--- TASK INPUT Enclosed Below ---

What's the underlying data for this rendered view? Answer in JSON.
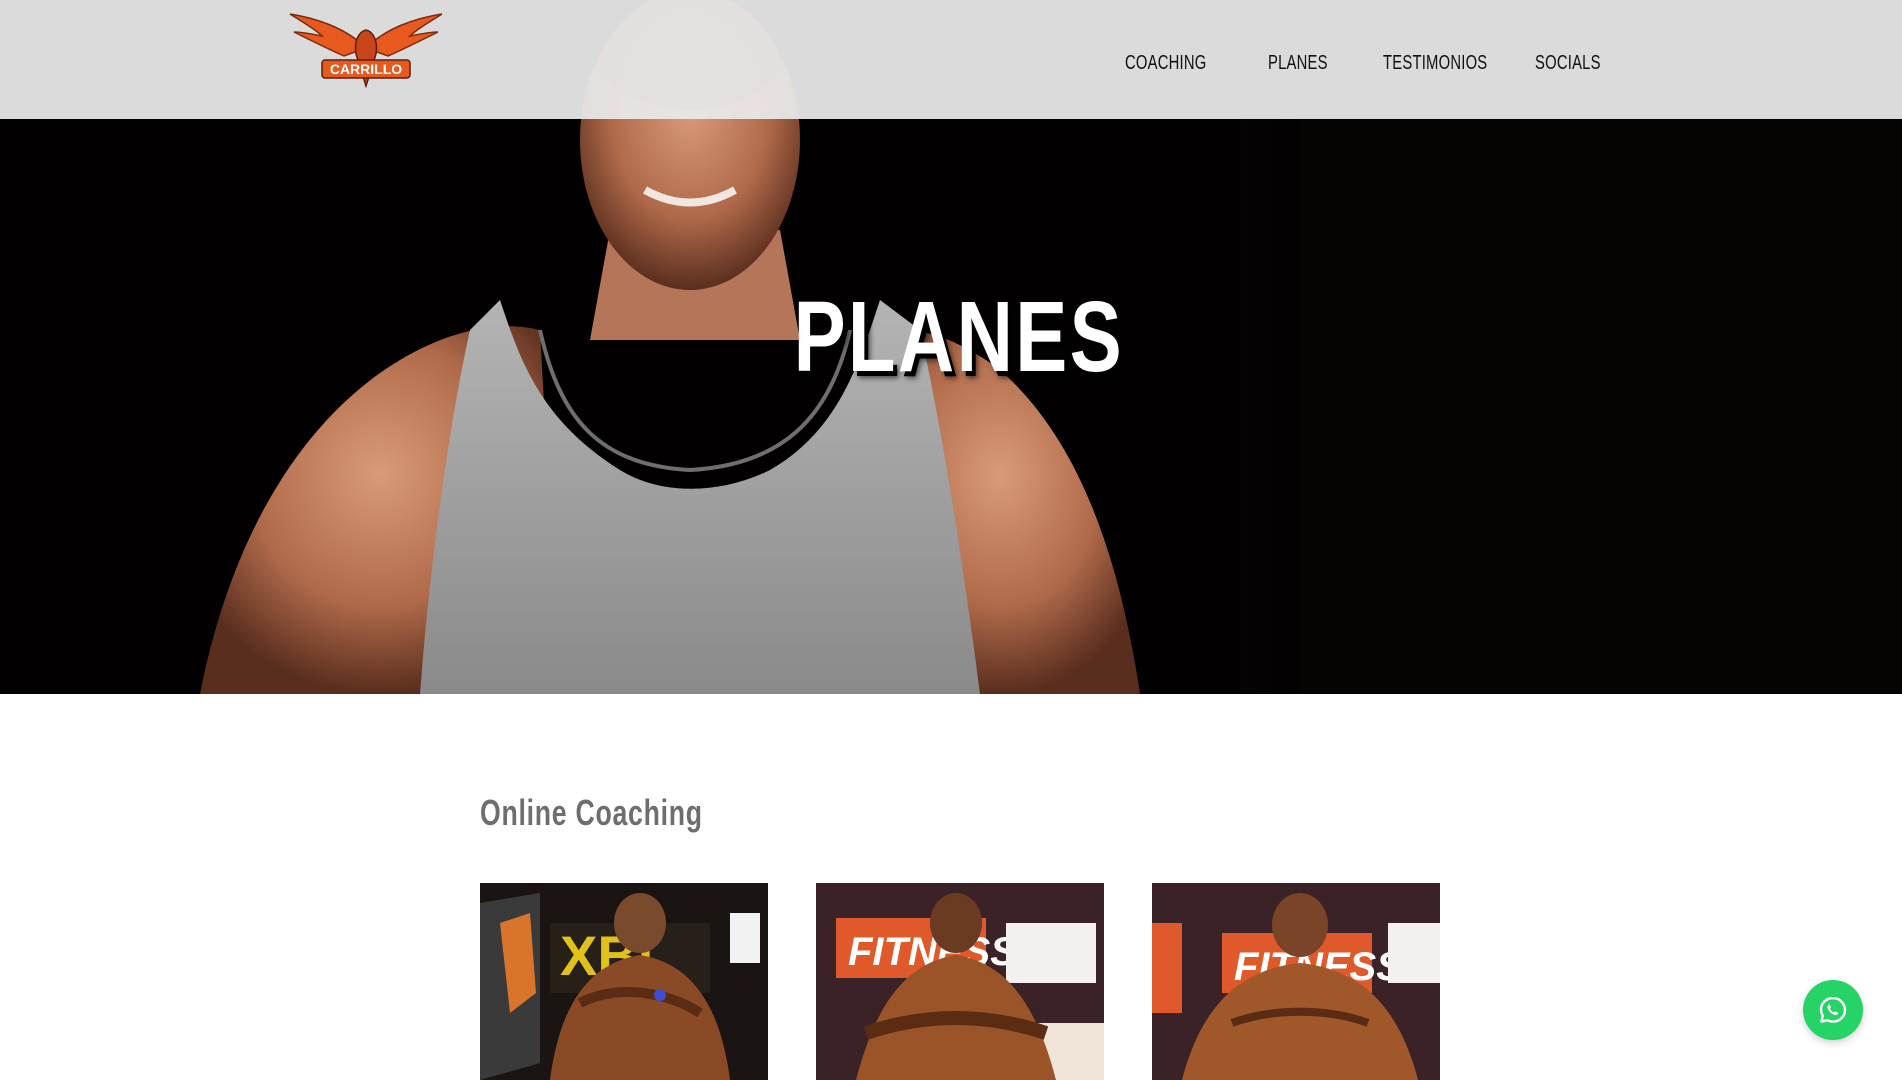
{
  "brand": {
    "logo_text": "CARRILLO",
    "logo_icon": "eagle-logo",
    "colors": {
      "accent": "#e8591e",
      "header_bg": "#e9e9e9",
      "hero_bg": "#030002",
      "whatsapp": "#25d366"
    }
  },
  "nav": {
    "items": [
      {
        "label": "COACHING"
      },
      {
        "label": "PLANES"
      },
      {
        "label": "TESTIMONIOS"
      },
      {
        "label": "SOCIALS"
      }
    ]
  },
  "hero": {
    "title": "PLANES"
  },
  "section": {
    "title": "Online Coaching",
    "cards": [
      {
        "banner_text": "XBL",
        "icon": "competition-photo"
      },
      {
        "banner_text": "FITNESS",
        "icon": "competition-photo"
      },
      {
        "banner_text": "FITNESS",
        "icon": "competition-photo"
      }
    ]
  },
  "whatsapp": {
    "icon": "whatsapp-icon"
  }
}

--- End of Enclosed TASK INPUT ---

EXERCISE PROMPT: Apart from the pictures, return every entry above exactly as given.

YOUR RESPONSE:
What's the underlying data for this rendered view? Answer in JSON.
{
  "brand": {
    "logo_text": "CARRILLO",
    "logo_icon": "eagle-logo",
    "colors": {
      "accent": "#e8591e",
      "header_bg": "#e9e9e9",
      "hero_bg": "#030002",
      "whatsapp": "#25d366"
    }
  },
  "nav": {
    "items": [
      {
        "label": "COACHING"
      },
      {
        "label": "PLANES"
      },
      {
        "label": "TESTIMONIOS"
      },
      {
        "label": "SOCIALS"
      }
    ]
  },
  "hero": {
    "title": "PLANES"
  },
  "section": {
    "title": "Online Coaching",
    "cards": [
      {
        "banner_text": "XBL",
        "icon": "competition-photo"
      },
      {
        "banner_text": "FITNESS",
        "icon": "competition-photo"
      },
      {
        "banner_text": "FITNESS",
        "icon": "competition-photo"
      }
    ]
  },
  "whatsapp": {
    "icon": "whatsapp-icon"
  }
}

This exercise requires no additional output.